╭─ Dataset extract
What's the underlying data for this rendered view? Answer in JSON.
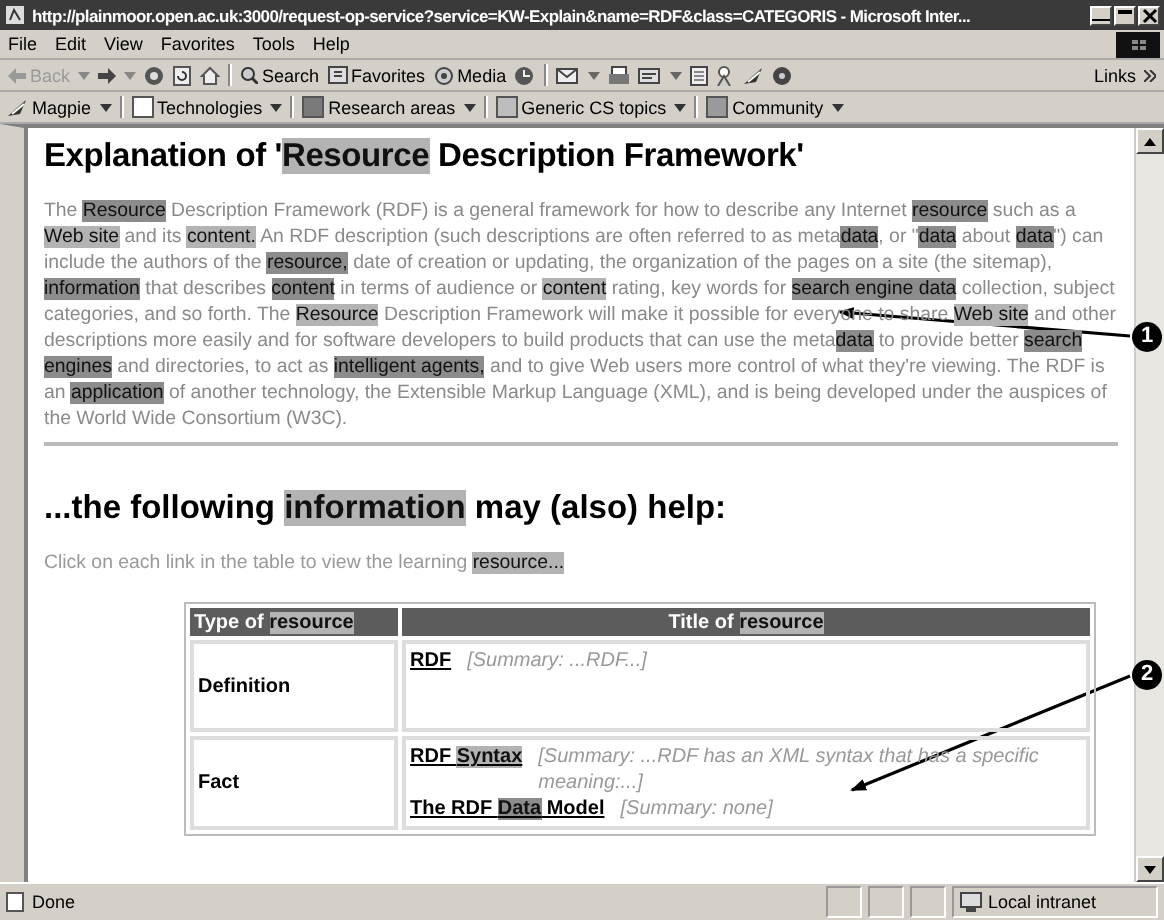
{
  "window": {
    "title": "http://plainmoor.open.ac.uk:3000/request-op-service?service=KW-Explain&name=RDF&class=CATEGORIS - Microsoft Inter..."
  },
  "menu": [
    "File",
    "Edit",
    "View",
    "Favorites",
    "Tools",
    "Help"
  ],
  "toolbar": {
    "back": "Back",
    "search": "Search",
    "favorites": "Favorites",
    "media": "Media",
    "links": "Links"
  },
  "magpie_bar": {
    "menu": "Magpie",
    "categories": [
      {
        "label": "Technologies",
        "color": "#ffffff"
      },
      {
        "label": "Research areas",
        "color": "#7a7a7a"
      },
      {
        "label": "Generic CS topics",
        "color": "#bdbdbd"
      },
      {
        "label": "Community",
        "color": "#9a9a9a"
      }
    ]
  },
  "page": {
    "heading": [
      {
        "text": "Explanation of '",
        "kind": "plain"
      },
      {
        "text": "Resource",
        "kind": "light"
      },
      {
        "text": " Description Framework'",
        "kind": "plain"
      }
    ],
    "paragraph": [
      {
        "text": "The ",
        "kind": "plain"
      },
      {
        "text": "Resource",
        "kind": "dark"
      },
      {
        "text": " Description Framework (RDF) is a general framework for how to describe any Internet ",
        "kind": "plain"
      },
      {
        "text": "resource",
        "kind": "dark"
      },
      {
        "text": " such as a ",
        "kind": "plain"
      },
      {
        "text": "Web site",
        "kind": "light"
      },
      {
        "text": " and its ",
        "kind": "plain"
      },
      {
        "text": "content.",
        "kind": "light"
      },
      {
        "text": " An RDF description (such descriptions are often referred to as meta",
        "kind": "plain"
      },
      {
        "text": "data",
        "kind": "dark"
      },
      {
        "text": ", or \"",
        "kind": "plain"
      },
      {
        "text": "data",
        "kind": "dark"
      },
      {
        "text": " about ",
        "kind": "plain"
      },
      {
        "text": "data",
        "kind": "dark"
      },
      {
        "text": "\") can include the authors of the ",
        "kind": "plain"
      },
      {
        "text": "resource,",
        "kind": "dark"
      },
      {
        "text": " date of creation or updating, the organization of the pages on a site (the sitemap), ",
        "kind": "plain"
      },
      {
        "text": "information",
        "kind": "dark"
      },
      {
        "text": " that describes ",
        "kind": "plain"
      },
      {
        "text": "content",
        "kind": "dark"
      },
      {
        "text": " in terms of audience or ",
        "kind": "plain"
      },
      {
        "text": "content",
        "kind": "light"
      },
      {
        "text": " rating, key words for ",
        "kind": "plain"
      },
      {
        "text": "search engine ",
        "kind": "dark"
      },
      {
        "text": "data",
        "kind": "dark"
      },
      {
        "text": " collection, subject categories, and so forth. The ",
        "kind": "plain"
      },
      {
        "text": "Resource",
        "kind": "light"
      },
      {
        "text": " Description Framework will make it possible for everyone to share ",
        "kind": "plain"
      },
      {
        "text": "Web site",
        "kind": "light"
      },
      {
        "text": " and other descriptions more easily and for software developers to build products that can use the meta",
        "kind": "plain"
      },
      {
        "text": "data",
        "kind": "dark"
      },
      {
        "text": " to provide better ",
        "kind": "plain"
      },
      {
        "text": "search engines",
        "kind": "dark"
      },
      {
        "text": " and directories, to act as ",
        "kind": "plain"
      },
      {
        "text": "intelligent agents,",
        "kind": "dark"
      },
      {
        "text": " and to give Web users more control of what they're viewing. The RDF is an ",
        "kind": "plain"
      },
      {
        "text": "application",
        "kind": "dark"
      },
      {
        "text": " of another technology, the Extensible Markup Language (XML), and is being developed under the auspices of the World Wide Consortium (W3C).",
        "kind": "plain"
      }
    ],
    "subheading": [
      {
        "text": "...the following ",
        "kind": "plain"
      },
      {
        "text": "information",
        "kind": "light"
      },
      {
        "text": " may (also) help:",
        "kind": "plain"
      }
    ],
    "instruction": [
      {
        "text": "Click on each link in the table to view the learning ",
        "kind": "plain"
      },
      {
        "text": "resource...",
        "kind": "light"
      }
    ],
    "table": {
      "columns": [
        [
          {
            "text": "Type of ",
            "kind": "plain"
          },
          {
            "text": "resource",
            "kind": "light"
          }
        ],
        [
          {
            "text": "Title of ",
            "kind": "plain"
          },
          {
            "text": "resource",
            "kind": "light"
          }
        ]
      ],
      "rows": [
        {
          "type": "Definition",
          "links": [
            {
              "title": [
                {
                  "text": "RDF",
                  "kind": "plain"
                }
              ],
              "summary": "[Summary: ...RDF...]"
            }
          ]
        },
        {
          "type": "Fact",
          "links": [
            {
              "title": [
                {
                  "text": "RDF ",
                  "kind": "plain"
                },
                {
                  "text": "Syntax",
                  "kind": "light"
                }
              ],
              "summary": "[Summary: ...RDF has an XML syntax that has a specific meaning:...]"
            },
            {
              "title": [
                {
                  "text": "The RDF ",
                  "kind": "plain"
                },
                {
                  "text": "Data",
                  "kind": "dark"
                },
                {
                  "text": " Model",
                  "kind": "plain"
                }
              ],
              "summary": "[Summary: none]"
            }
          ]
        }
      ]
    }
  },
  "callouts": [
    "1",
    "2"
  ],
  "status_bar": {
    "status": "Done",
    "zone": "Local intranet"
  }
}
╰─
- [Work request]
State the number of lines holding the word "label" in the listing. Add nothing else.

- [Exercise output]
4